Martin Winlow (not verified)    January 17, 2020 - 5:58AM

To my knowledge there have only been a handful of crashes confirmed to have occurred with Autopilot (Ap) engaged. This despite the fact that there are nearly 900 THOUSAND Tesla vehicles, many regularly using Ap, on the world's roads. Even then, there is nothing to say that drivers have not intervened to actually cause the collision even when Ap was active. Or, as in the recent video uploaded by some complete buffoon clearly demonstrates, Ap was engaged by the driver in an utterly inappropriate situation causing the car to aquaplane and crash.

Your headline and the article in general is just yet more click-bait clap-trap. Please stop publishing them!

Eric Evarts    January 17, 2020 - 4:33PM

"Ap was engaged by the driver in an utterly inappropriate situation"... And that's really the crux of the problem, is that it can by engaged when the driver is paying no attention at all. And the only guidance Tesla provides beyond the legally mandated disclaimer screen is naming it "Autopilot," "Navigate on Autopilot," and, best of all, "Full Self-Driving Mode." !

DeanMcManis (not verified)    January 17, 2020 - 9:44PM

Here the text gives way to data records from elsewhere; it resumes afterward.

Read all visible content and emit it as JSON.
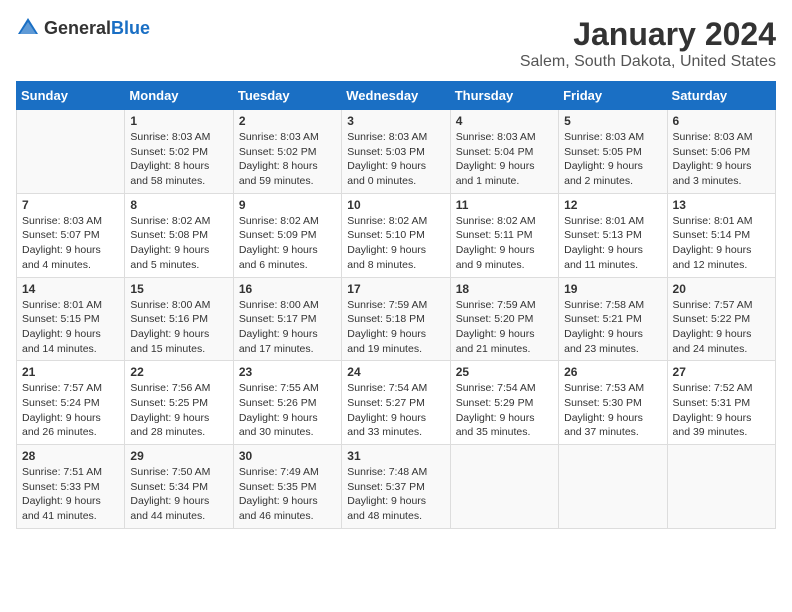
{
  "header": {
    "logo_general": "General",
    "logo_blue": "Blue",
    "title": "January 2024",
    "subtitle": "Salem, South Dakota, United States"
  },
  "columns": [
    "Sunday",
    "Monday",
    "Tuesday",
    "Wednesday",
    "Thursday",
    "Friday",
    "Saturday"
  ],
  "weeks": [
    [
      {
        "day": "",
        "info": ""
      },
      {
        "day": "1",
        "info": "Sunrise: 8:03 AM\nSunset: 5:02 PM\nDaylight: 8 hours\nand 58 minutes."
      },
      {
        "day": "2",
        "info": "Sunrise: 8:03 AM\nSunset: 5:02 PM\nDaylight: 8 hours\nand 59 minutes."
      },
      {
        "day": "3",
        "info": "Sunrise: 8:03 AM\nSunset: 5:03 PM\nDaylight: 9 hours\nand 0 minutes."
      },
      {
        "day": "4",
        "info": "Sunrise: 8:03 AM\nSunset: 5:04 PM\nDaylight: 9 hours\nand 1 minute."
      },
      {
        "day": "5",
        "info": "Sunrise: 8:03 AM\nSunset: 5:05 PM\nDaylight: 9 hours\nand 2 minutes."
      },
      {
        "day": "6",
        "info": "Sunrise: 8:03 AM\nSunset: 5:06 PM\nDaylight: 9 hours\nand 3 minutes."
      }
    ],
    [
      {
        "day": "7",
        "info": "Sunrise: 8:03 AM\nSunset: 5:07 PM\nDaylight: 9 hours\nand 4 minutes."
      },
      {
        "day": "8",
        "info": "Sunrise: 8:02 AM\nSunset: 5:08 PM\nDaylight: 9 hours\nand 5 minutes."
      },
      {
        "day": "9",
        "info": "Sunrise: 8:02 AM\nSunset: 5:09 PM\nDaylight: 9 hours\nand 6 minutes."
      },
      {
        "day": "10",
        "info": "Sunrise: 8:02 AM\nSunset: 5:10 PM\nDaylight: 9 hours\nand 8 minutes."
      },
      {
        "day": "11",
        "info": "Sunrise: 8:02 AM\nSunset: 5:11 PM\nDaylight: 9 hours\nand 9 minutes."
      },
      {
        "day": "12",
        "info": "Sunrise: 8:01 AM\nSunset: 5:13 PM\nDaylight: 9 hours\nand 11 minutes."
      },
      {
        "day": "13",
        "info": "Sunrise: 8:01 AM\nSunset: 5:14 PM\nDaylight: 9 hours\nand 12 minutes."
      }
    ],
    [
      {
        "day": "14",
        "info": "Sunrise: 8:01 AM\nSunset: 5:15 PM\nDaylight: 9 hours\nand 14 minutes."
      },
      {
        "day": "15",
        "info": "Sunrise: 8:00 AM\nSunset: 5:16 PM\nDaylight: 9 hours\nand 15 minutes."
      },
      {
        "day": "16",
        "info": "Sunrise: 8:00 AM\nSunset: 5:17 PM\nDaylight: 9 hours\nand 17 minutes."
      },
      {
        "day": "17",
        "info": "Sunrise: 7:59 AM\nSunset: 5:18 PM\nDaylight: 9 hours\nand 19 minutes."
      },
      {
        "day": "18",
        "info": "Sunrise: 7:59 AM\nSunset: 5:20 PM\nDaylight: 9 hours\nand 21 minutes."
      },
      {
        "day": "19",
        "info": "Sunrise: 7:58 AM\nSunset: 5:21 PM\nDaylight: 9 hours\nand 23 minutes."
      },
      {
        "day": "20",
        "info": "Sunrise: 7:57 AM\nSunset: 5:22 PM\nDaylight: 9 hours\nand 24 minutes."
      }
    ],
    [
      {
        "day": "21",
        "info": "Sunrise: 7:57 AM\nSunset: 5:24 PM\nDaylight: 9 hours\nand 26 minutes."
      },
      {
        "day": "22",
        "info": "Sunrise: 7:56 AM\nSunset: 5:25 PM\nDaylight: 9 hours\nand 28 minutes."
      },
      {
        "day": "23",
        "info": "Sunrise: 7:55 AM\nSunset: 5:26 PM\nDaylight: 9 hours\nand 30 minutes."
      },
      {
        "day": "24",
        "info": "Sunrise: 7:54 AM\nSunset: 5:27 PM\nDaylight: 9 hours\nand 33 minutes."
      },
      {
        "day": "25",
        "info": "Sunrise: 7:54 AM\nSunset: 5:29 PM\nDaylight: 9 hours\nand 35 minutes."
      },
      {
        "day": "26",
        "info": "Sunrise: 7:53 AM\nSunset: 5:30 PM\nDaylight: 9 hours\nand 37 minutes."
      },
      {
        "day": "27",
        "info": "Sunrise: 7:52 AM\nSunset: 5:31 PM\nDaylight: 9 hours\nand 39 minutes."
      }
    ],
    [
      {
        "day": "28",
        "info": "Sunrise: 7:51 AM\nSunset: 5:33 PM\nDaylight: 9 hours\nand 41 minutes."
      },
      {
        "day": "29",
        "info": "Sunrise: 7:50 AM\nSunset: 5:34 PM\nDaylight: 9 hours\nand 44 minutes."
      },
      {
        "day": "30",
        "info": "Sunrise: 7:49 AM\nSunset: 5:35 PM\nDaylight: 9 hours\nand 46 minutes."
      },
      {
        "day": "31",
        "info": "Sunrise: 7:48 AM\nSunset: 5:37 PM\nDaylight: 9 hours\nand 48 minutes."
      },
      {
        "day": "",
        "info": ""
      },
      {
        "day": "",
        "info": ""
      },
      {
        "day": "",
        "info": ""
      }
    ]
  ]
}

Like I said, the biggest flaw is that a few people either assume that safety systems have the power of god to repeal the laws of physics and act perfectly in all crisis conditions, or a few others think that automated safety systems are the work of the devil and cannot be trusted at all. I find it amusing that you still blame Tesla for not refusing to turn on Autopilot when the car was driving too fast for those poor road conditions. This was 100% driver error. And I bet the driver would have done the same thing (crashed his car) using cruise control and using his knees to steer to get his YouTube-high speed night driving in the rain shot. All safety systems strive to make normal driving safer, but for extreme stupidity it just cushions the blow.